Courts have previously recognized that older employees may struggle to find comparable re–employment. In a recent decision, Ozorio v. Canadian Hearing Society, the Ontario Superior Court of Justice awarded 24 months’ common law reasonable notice to a dismissed employee, Ms. Ozorio, who was 61 years old at the time of dismissal. Ms. Ozorio had been employed by the Canadian Hearing Society for approximately 30 years, the last ten of which she occupied the role of Regional Director.
This decision provides some helpful direction and guidance for employers that move to terminate the employment of older, long service employees from their organization.
Ms. Ozorio was dismissed in November 2015 as part of a restructuring process. Ms. Ozorio, whose total annual compensation had a value of $102,000, was offered a ‘voluntary separation package’ worth $93,000. Ms. Ozorio rejected this package. The employer then made an improved offer of $97,000—which Ms. Ozorio also refused.
Ms. Ozorio subsequently commenced a lawsuit. In considering the matter, and determining that the appropriate period of reasonable notice was 24 months, the Motion Judge made the following findings:

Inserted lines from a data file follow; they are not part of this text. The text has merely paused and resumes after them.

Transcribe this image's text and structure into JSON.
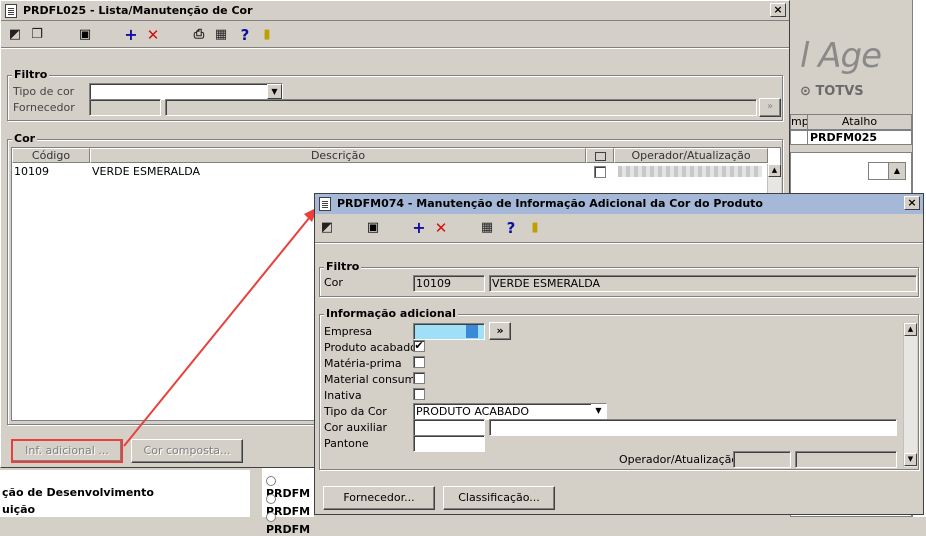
{
  "background": {
    "logo_text": "l Age",
    "logo_brand": "TOTVS",
    "columns": [
      "mp.",
      "Atalho"
    ],
    "atalho_value": "PRDFM025",
    "left_items": [
      "ção de Desenvolvimento",
      "uição"
    ],
    "mid_items": [
      "PRDFM",
      "PRDFM",
      "PRDFM"
    ]
  },
  "window_list": {
    "title": "PRDFL025 - Lista/Manutenção de Cor",
    "close": "×",
    "filtro_label": "Filtro",
    "tipo_cor_label": "Tipo de cor",
    "fornecedor_label": "Fornecedor",
    "cor_label": "Cor",
    "columns": [
      "Código",
      "Descrição",
      "",
      "Operador/Atualização"
    ],
    "rows": [
      {
        "codigo": "10109",
        "descricao": "VERDE ESMERALDA"
      }
    ],
    "btn_inf_adicional": "Inf. adicional ...",
    "btn_cor_composta": "Cor composta..."
  },
  "window_info": {
    "title": "PRDFM074 - Manutenção de Informação Adicional da Cor do Produto",
    "close": "×",
    "filtro_label": "Filtro",
    "cor_label": "Cor",
    "cor_codigo": "10109",
    "cor_descricao": "VERDE ESMERALDA",
    "info_label": "Informação adicional",
    "empresa_label": "Empresa",
    "empresa_btn": "»",
    "produto_acabado_label": "Produto acabado",
    "produto_acabado_checked": "✔",
    "materia_prima_label": "Matéria-prima",
    "material_consumo_label": "Material consumo",
    "inativa_label": "Inativa",
    "tipo_cor_label": "Tipo da Cor",
    "tipo_cor_value": "PRODUTO ACABADO",
    "cor_auxiliar_label": "Cor auxiliar",
    "pantone_label": "Pantone",
    "operador_label": "Operador/Atualização",
    "btn_fornecedor": "Fornecedor...",
    "btn_classificacao": "Classificação..."
  },
  "colors": {
    "active_title": "#a6b8d8",
    "annotation": "#e8403c"
  }
}
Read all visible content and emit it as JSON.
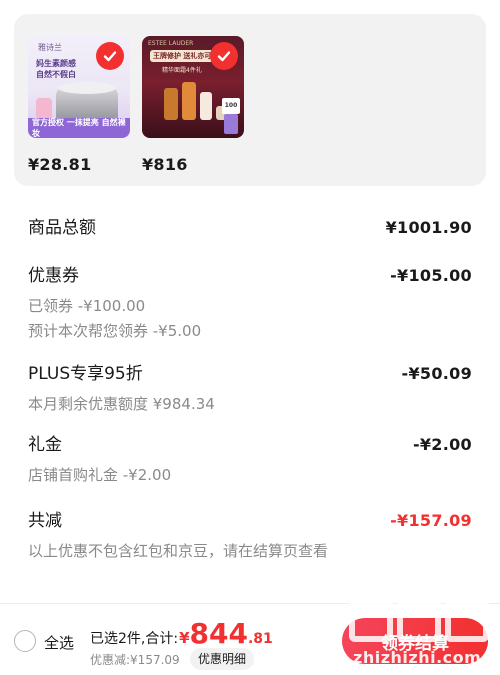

- Initially the employer offered less than 1–year of total compensation to Ms. Ozorio as reasonable notice. Later, the employer altered its position and asserted that reasonable notice for Ms. Ozorio was in the range of 18-20 months. The Motion Judge was unimpressed by this significant shift in position, noting that it represented a “tacit acknowledgment of the inadequacy of the original offers.” (paragraph 12)
- Age is an impediment to re–employment. The Motion Judge found that “the plaintiff is at a competitive disadvantage given her age in the broader job market, having virtually no work experience outside that of the defendant, a not for profit organization.” (paragraph 18)
The Motion judge further referred to earlier decisions, including Drysdale v. Panasonic Canada Limited, McKinney v. University of Guelph and Leeming v. IBM Canada Limited  O.J. No. 1020 with approval, confirming that:
- “Generally a longer notice period will be justified for older long term employees who may be in a competitive disadvantage securing new employment because of their age” (McKinney);
- “Having served one employer for such a lengthy period of time, a potential new employer may view that individual as rather set in his ways and not as adaptable to change” (Drysdale); and
- Older employees do not have particularly bright prospects for re–employment “competing with younger, more recently trained and less expensive talent.” (Leeming)
- The employer failed to offer Ms. Ozorio any support in seeking alternate employment. Specifically, the Motion Judge found that “no offer was made to provide the plaintiff with a letter of reference or any out-placement counselling services to assist her with alternative employment.” The employer solely provided 34 weeks of statutory notice and severance pay plus benefit continuation for an 8-week period.
Takeaways for employers
- The most significant take away from this decision is a further reminder that “age is an impediment” to re–employment. Older, long service employees will likely be entitled to receive greater severance than their younger counterparts in similar positions. Accordingly, consider carefully the manner in which older employees are dismissed, and how a fair severance package may be structured both to assist them and simultaneously avoid potential liability;
- In this case, it was found that the employer failed to make a reasonable severance offer when it dismissed Ms. Ozorio. As part of your organization’s operational decision–making consider carefully what amount of severance will be offered, and further how this payment (or working notice) will be structured. If your organization decides to offer a lower amount than that required at common law, consider the costs of litigation and how, if the organization later shifts its position, this may be perceived by a court;
- Offer dismissed employees career counselling and transition support, and provide references, as required. On a practical level, the cost to provide this support is minimal, yet it will likely improve your former employee’s chances of finding re–employment. Moreover, should a matter reach litigation, it will better allow the organization to reasonably challenge the mitigation efforts of the former employee;
- While not addressed in this decision, age is also a protected ground under the Ontario Human Rights Code, and as such employees cannot be discriminated against nor treated differentially as a result of their age. Accordingly, if your organization does move to dismiss an older employee, ensure that this decision is made for bona fide reasons (such as a re–structuring, or due to performance concerns). The fact of the person’s age cannot in any way be a deciding factor in the decision to terminate. In any termination situation, it is worthwhile speaking first with an employment lawyer.